|Meeting Vocational Rehabilitation Goals|
The painting, "Safe Landing" completed April 15, 2013
~Kathryn Ross/Wellsville Daily Reporter
Despite debilitating disease, Kalkbrenner is flying high.
The 2013 Great Wellsville Balloon Rally artist is well aware of the work that goes into the Rally. She pays tribute to that in her painting. The new artist is Sheila Kalkbrenner, of Wellsville.
Only a few days before the due date, Kalkbrenner, once an organizer with the Balloon Rally, decided to enter a work in the search for the 2013 artwork which would be used to represent the 38th Balloon Rally on shirts and posters. The committe had issued a directive to artist the the Wellsville Country Club was to be featured in the work, as well as several specific balloons.
"Most everyone views the country club from the front with the balloons on the other side of the road on the golf course," Kalkbrenner said, "I didn't want to put the road in the painting, so I decided to take my own photos."
Kalkbrenner said she found herself behind the country club and decided that she liked that view better than the front.
"I've never seen many balloons land back there, probably because of all the trees and power lines, so I've had to take out some of the trees in the painting," said Kalkbrenner.
The painting shows several balloons in various stages- flight,landing, deflation and packing up. It also features many children and adults as spectators.
"It is important to include that perspective in the work, to show people that a lot of hard work goes into ballooning and the Rally,"she said.
The painting, done in acrylic, will be completed by mid-month.
After a spelling mistake made the 2012 T-shirt a collector's item, Kalkbrenner said she made sure that she wasn't in charge of the writing that will go on the shirts and posters.
With a master's degree in education, the 2000 graduate of Alfred University, who also has a degree in fine arts, says her work is most influenced by Paul Gauguin.
The artist said she doesn't remember a time in her life when she wasn't involved in art. "I was using crayons and pencils before I could walk."
Even when she was physically unable to paint and sit for long periods at teh easel following a diagnosis of adhesive arachnoiditis, which causes chronic lower back and/or leg pain, weakness and sensory loss, Kalkbrenner focused her artistic instincts into photography. She hoped to use those photographs for her paintings.
Her goal is to make her work studio on South Main Street "s self-sustaining studio" and to enter her work in national competitions.
Last summer, as part of the Art Takes Times Square project, Kalkbrenner's "Honesty & Hope a.k.a. No Pain, No Gain" an artwork relating to the apin of arachnoiditis, was featured on a Jumbotron in Times Square in downtown Manhattan.
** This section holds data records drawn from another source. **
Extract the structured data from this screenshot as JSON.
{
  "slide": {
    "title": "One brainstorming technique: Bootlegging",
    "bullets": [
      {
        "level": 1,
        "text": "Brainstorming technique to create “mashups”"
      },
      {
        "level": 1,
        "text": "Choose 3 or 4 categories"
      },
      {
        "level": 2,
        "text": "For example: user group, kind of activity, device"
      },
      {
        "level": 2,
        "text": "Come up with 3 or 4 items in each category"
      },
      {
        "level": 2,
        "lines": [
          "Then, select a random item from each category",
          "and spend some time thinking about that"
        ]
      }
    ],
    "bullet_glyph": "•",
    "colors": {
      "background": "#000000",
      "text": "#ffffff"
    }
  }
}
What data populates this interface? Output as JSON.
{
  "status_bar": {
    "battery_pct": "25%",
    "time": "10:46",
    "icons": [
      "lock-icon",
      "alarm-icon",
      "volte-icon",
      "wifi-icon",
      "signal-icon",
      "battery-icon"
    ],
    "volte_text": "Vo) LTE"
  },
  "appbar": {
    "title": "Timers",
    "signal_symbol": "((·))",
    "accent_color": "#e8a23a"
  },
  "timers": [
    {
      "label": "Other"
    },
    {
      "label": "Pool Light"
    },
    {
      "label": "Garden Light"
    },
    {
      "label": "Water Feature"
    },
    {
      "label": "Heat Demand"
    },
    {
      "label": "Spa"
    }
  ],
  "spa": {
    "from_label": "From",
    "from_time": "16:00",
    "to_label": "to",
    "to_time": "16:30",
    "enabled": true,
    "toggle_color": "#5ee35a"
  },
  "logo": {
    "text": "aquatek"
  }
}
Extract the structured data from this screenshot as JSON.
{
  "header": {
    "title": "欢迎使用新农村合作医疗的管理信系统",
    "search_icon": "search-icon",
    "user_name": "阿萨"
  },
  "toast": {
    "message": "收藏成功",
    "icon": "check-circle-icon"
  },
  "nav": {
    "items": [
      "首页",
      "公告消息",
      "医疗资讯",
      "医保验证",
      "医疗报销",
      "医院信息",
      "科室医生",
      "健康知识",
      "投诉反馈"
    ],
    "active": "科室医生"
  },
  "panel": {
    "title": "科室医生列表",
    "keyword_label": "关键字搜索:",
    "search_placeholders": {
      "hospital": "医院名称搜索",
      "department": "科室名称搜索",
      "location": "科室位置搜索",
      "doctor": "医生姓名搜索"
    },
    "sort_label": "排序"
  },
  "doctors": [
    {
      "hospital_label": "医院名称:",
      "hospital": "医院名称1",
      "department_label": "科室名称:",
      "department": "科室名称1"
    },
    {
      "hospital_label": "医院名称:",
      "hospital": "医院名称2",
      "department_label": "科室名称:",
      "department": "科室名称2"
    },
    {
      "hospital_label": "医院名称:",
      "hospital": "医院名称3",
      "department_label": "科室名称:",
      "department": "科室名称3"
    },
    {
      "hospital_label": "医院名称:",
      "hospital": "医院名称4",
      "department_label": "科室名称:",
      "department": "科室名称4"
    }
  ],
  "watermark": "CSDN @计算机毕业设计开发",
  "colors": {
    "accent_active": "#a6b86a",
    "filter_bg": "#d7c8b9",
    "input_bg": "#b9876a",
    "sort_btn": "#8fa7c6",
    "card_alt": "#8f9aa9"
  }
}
"It is very inspiring considering that there was a time not too long ago that I couldn't paint at all," she said.